WORK INSTRUCTION ▸
Every record below should be written out exactly; pictures stay out.

>>>

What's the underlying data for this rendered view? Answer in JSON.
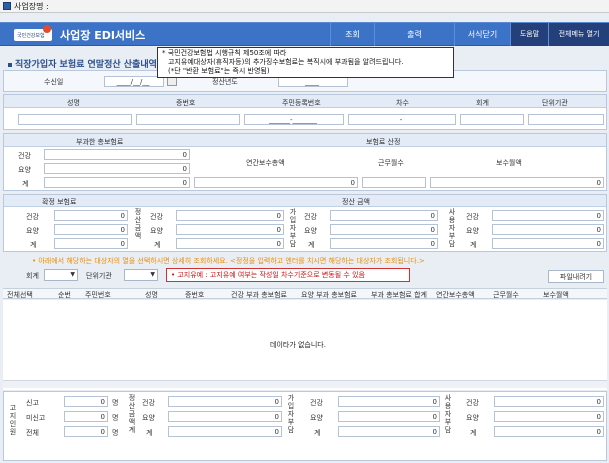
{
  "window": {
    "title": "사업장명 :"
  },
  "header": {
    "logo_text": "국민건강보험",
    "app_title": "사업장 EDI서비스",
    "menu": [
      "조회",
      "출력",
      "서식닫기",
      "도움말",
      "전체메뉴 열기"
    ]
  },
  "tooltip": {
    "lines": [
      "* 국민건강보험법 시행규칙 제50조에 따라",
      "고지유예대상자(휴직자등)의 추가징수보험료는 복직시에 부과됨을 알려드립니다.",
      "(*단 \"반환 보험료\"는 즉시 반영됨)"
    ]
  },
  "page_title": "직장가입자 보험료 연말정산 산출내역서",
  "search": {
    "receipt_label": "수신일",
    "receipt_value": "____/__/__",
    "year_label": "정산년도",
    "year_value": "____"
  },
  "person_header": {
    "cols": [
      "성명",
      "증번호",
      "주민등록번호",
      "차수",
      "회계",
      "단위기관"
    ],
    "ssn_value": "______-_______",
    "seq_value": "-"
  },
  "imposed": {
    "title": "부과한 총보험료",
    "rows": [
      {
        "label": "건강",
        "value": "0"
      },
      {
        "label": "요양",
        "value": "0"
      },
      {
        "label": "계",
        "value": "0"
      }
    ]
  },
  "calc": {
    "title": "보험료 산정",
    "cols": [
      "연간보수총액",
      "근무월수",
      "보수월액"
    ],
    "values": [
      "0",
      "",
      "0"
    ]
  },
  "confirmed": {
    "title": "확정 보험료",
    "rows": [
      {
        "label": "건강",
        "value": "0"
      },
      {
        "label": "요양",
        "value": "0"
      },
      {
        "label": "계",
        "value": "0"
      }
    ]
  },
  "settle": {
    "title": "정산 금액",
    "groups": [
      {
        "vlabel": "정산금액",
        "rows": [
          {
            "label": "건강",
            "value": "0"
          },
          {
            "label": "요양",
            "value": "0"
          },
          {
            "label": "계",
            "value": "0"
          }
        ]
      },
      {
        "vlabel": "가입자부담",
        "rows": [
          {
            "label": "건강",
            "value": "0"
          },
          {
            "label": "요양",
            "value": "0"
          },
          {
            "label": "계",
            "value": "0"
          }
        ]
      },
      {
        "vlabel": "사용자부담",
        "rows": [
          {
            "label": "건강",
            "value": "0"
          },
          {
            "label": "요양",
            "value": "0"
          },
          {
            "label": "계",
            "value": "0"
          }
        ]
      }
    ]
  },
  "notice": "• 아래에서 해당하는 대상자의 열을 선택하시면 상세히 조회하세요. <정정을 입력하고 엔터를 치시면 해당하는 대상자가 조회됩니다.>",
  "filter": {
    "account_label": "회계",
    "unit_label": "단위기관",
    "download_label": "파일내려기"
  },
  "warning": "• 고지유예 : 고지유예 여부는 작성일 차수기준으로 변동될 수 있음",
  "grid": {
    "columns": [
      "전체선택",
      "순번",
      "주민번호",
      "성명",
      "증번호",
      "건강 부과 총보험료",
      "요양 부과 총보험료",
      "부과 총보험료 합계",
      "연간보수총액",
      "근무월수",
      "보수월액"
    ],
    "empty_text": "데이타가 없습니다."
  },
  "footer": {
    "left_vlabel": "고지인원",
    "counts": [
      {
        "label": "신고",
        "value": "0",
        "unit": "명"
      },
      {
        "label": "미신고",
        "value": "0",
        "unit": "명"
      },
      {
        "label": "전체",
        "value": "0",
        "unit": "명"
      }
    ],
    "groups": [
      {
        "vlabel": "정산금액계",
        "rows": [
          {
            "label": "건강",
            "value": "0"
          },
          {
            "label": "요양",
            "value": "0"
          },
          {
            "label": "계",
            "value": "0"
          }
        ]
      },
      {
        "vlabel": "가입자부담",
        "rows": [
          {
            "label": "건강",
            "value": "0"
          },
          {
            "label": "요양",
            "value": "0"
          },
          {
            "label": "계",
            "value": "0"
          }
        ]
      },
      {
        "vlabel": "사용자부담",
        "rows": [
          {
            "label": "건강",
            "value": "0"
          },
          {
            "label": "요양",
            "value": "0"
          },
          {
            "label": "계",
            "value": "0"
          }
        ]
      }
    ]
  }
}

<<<

OUTPUT OF THE TASK ▸
What's the underlying data for this rendered view? Answer in JSON.
{
  "window": {
    "title": "사업장명 :"
  },
  "header": {
    "logo_text": "국민건강보험",
    "app_title": "사업장 EDI서비스",
    "menu": [
      "조회",
      "출력",
      "서식닫기",
      "도움말",
      "전체메뉴 열기"
    ]
  },
  "tooltip": {
    "lines": [
      "* 국민건강보험법 시행규칙 제50조에 따라",
      "고지유예대상자(휴직자등)의 추가징수보험료는 복직시에 부과됨을 알려드립니다.",
      "(*단 \"반환 보험료\"는 즉시 반영됨)"
    ]
  },
  "page_title": "직장가입자 보험료 연말정산 산출내역서",
  "search": {
    "receipt_label": "수신일",
    "receipt_value": "____/__/__",
    "year_label": "정산년도",
    "year_value": "____"
  },
  "person_header": {
    "cols": [
      "성명",
      "증번호",
      "주민등록번호",
      "차수",
      "회계",
      "단위기관"
    ],
    "ssn_value": "______-_______",
    "seq_value": "-"
  },
  "imposed": {
    "title": "부과한 총보험료",
    "rows": [
      {
        "label": "건강",
        "value": "0"
      },
      {
        "label": "요양",
        "value": "0"
      },
      {
        "label": "계",
        "value": "0"
      }
    ]
  },
  "calc": {
    "title": "보험료 산정",
    "cols": [
      "연간보수총액",
      "근무월수",
      "보수월액"
    ],
    "values": [
      "0",
      "",
      "0"
    ]
  },
  "confirmed": {
    "title": "확정 보험료",
    "rows": [
      {
        "label": "건강",
        "value": "0"
      },
      {
        "label": "요양",
        "value": "0"
      },
      {
        "label": "계",
        "value": "0"
      }
    ]
  },
  "settle": {
    "title": "정산 금액",
    "groups": [
      {
        "vlabel": "정산금액",
        "rows": [
          {
            "label": "건강",
            "value": "0"
          },
          {
            "label": "요양",
            "value": "0"
          },
          {
            "label": "계",
            "value": "0"
          }
        ]
      },
      {
        "vlabel": "가입자부담",
        "rows": [
          {
            "label": "건강",
            "value": "0"
          },
          {
            "label": "요양",
            "value": "0"
          },
          {
            "label": "계",
            "value": "0"
          }
        ]
      },
      {
        "vlabel": "사용자부담",
        "rows": [
          {
            "label": "건강",
            "value": "0"
          },
          {
            "label": "요양",
            "value": "0"
          },
          {
            "label": "계",
            "value": "0"
          }
        ]
      }
    ]
  },
  "notice": "• 아래에서 해당하는 대상자의 열을 선택하시면 상세히 조회하세요. <정정을 입력하고 엔터를 치시면 해당하는 대상자가 조회됩니다.>",
  "filter": {
    "account_label": "회계",
    "unit_label": "단위기관",
    "download_label": "파일내려기"
  },
  "warning": "• 고지유예 : 고지유예 여부는 작성일 차수기준으로 변동될 수 있음",
  "grid": {
    "columns": [
      "전체선택",
      "순번",
      "주민번호",
      "성명",
      "증번호",
      "건강 부과 총보험료",
      "요양 부과 총보험료",
      "부과 총보험료 합계",
      "연간보수총액",
      "근무월수",
      "보수월액"
    ],
    "empty_text": "데이타가 없습니다."
  },
  "footer": {
    "left_vlabel": "고지인원",
    "counts": [
      {
        "label": "신고",
        "value": "0",
        "unit": "명"
      },
      {
        "label": "미신고",
        "value": "0",
        "unit": "명"
      },
      {
        "label": "전체",
        "value": "0",
        "unit": "명"
      }
    ],
    "groups": [
      {
        "vlabel": "정산금액계",
        "rows": [
          {
            "label": "건강",
            "value": "0"
          },
          {
            "label": "요양",
            "value": "0"
          },
          {
            "label": "계",
            "value": "0"
          }
        ]
      },
      {
        "vlabel": "가입자부담",
        "rows": [
          {
            "label": "건강",
            "value": "0"
          },
          {
            "label": "요양",
            "value": "0"
          },
          {
            "label": "계",
            "value": "0"
          }
        ]
      },
      {
        "vlabel": "사용자부담",
        "rows": [
          {
            "label": "건강",
            "value": "0"
          },
          {
            "label": "요양",
            "value": "0"
          },
          {
            "label": "계",
            "value": "0"
          }
        ]
      }
    ]
  }
}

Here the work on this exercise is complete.